In the entries below, count every line that has the string "Test", and answer with that count alone.

##### Input data

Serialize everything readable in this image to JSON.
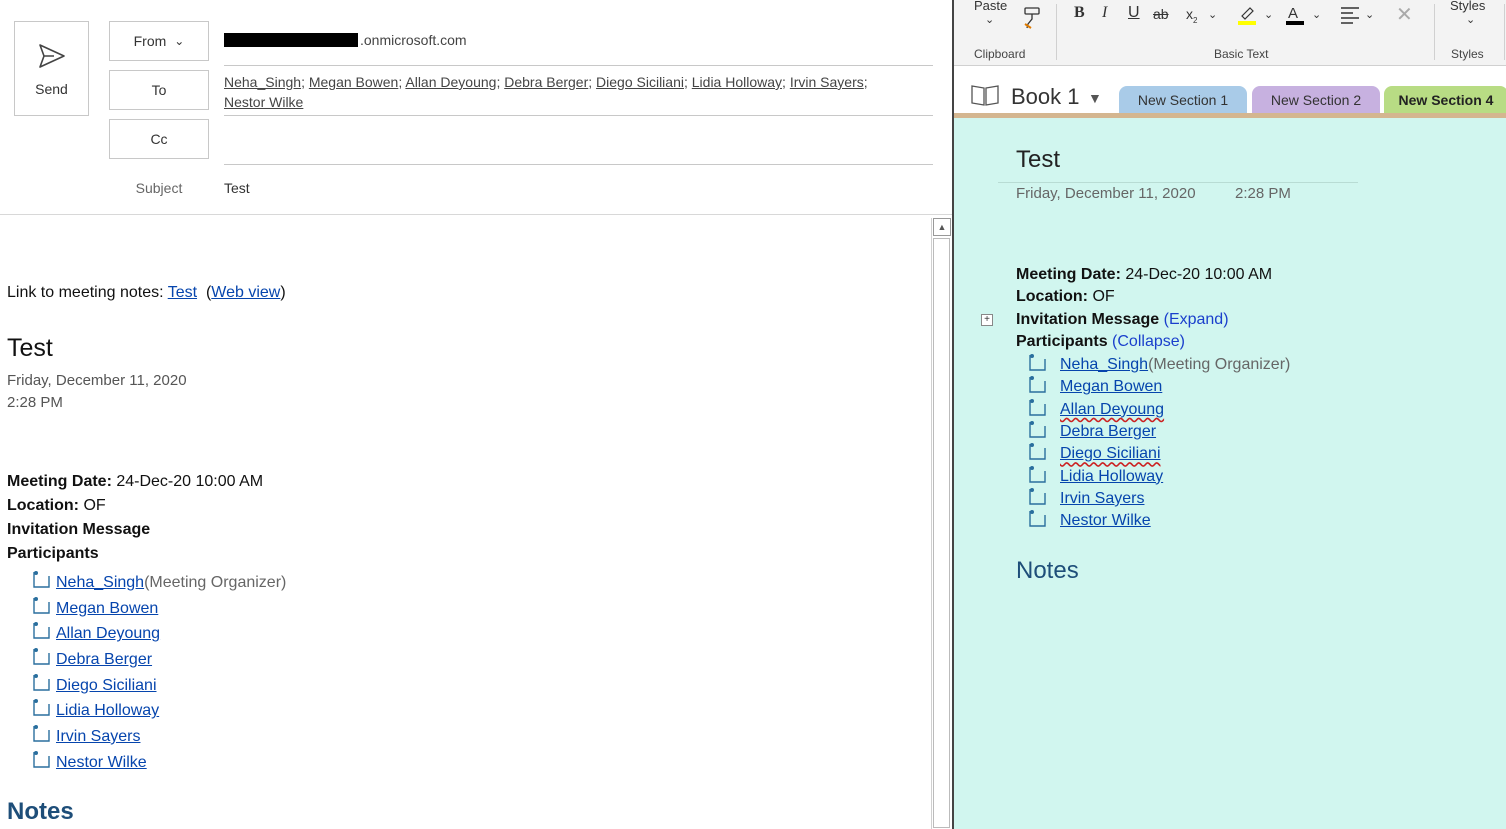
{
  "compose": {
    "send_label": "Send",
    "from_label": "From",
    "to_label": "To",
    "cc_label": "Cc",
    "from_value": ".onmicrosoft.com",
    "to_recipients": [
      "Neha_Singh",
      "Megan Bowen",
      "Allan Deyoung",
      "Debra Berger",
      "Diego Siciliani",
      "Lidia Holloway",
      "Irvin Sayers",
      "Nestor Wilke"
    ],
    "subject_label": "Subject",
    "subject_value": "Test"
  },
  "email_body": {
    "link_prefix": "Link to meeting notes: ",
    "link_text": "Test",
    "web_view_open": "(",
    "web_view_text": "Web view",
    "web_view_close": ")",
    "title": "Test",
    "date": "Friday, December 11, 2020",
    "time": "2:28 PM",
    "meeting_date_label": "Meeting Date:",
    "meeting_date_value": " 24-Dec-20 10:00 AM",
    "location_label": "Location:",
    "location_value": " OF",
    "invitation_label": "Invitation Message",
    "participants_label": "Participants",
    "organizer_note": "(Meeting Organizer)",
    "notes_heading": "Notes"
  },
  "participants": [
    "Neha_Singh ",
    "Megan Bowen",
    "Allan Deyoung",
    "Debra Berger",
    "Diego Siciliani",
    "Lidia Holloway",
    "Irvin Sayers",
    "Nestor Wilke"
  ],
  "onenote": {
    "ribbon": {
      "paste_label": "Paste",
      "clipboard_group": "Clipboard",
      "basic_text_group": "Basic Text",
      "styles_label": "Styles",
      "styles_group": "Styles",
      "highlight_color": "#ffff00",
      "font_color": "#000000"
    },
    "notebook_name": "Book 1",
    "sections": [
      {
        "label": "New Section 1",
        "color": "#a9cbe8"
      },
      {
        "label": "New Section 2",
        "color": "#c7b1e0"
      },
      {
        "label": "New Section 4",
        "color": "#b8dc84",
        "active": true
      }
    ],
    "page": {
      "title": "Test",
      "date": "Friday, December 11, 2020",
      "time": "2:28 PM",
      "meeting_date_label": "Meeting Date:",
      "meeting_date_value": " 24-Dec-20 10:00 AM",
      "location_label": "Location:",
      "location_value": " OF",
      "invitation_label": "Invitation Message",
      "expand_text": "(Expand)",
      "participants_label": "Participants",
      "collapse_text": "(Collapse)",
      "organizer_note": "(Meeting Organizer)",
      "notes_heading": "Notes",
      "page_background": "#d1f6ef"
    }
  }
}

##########

[Result for this task]: 4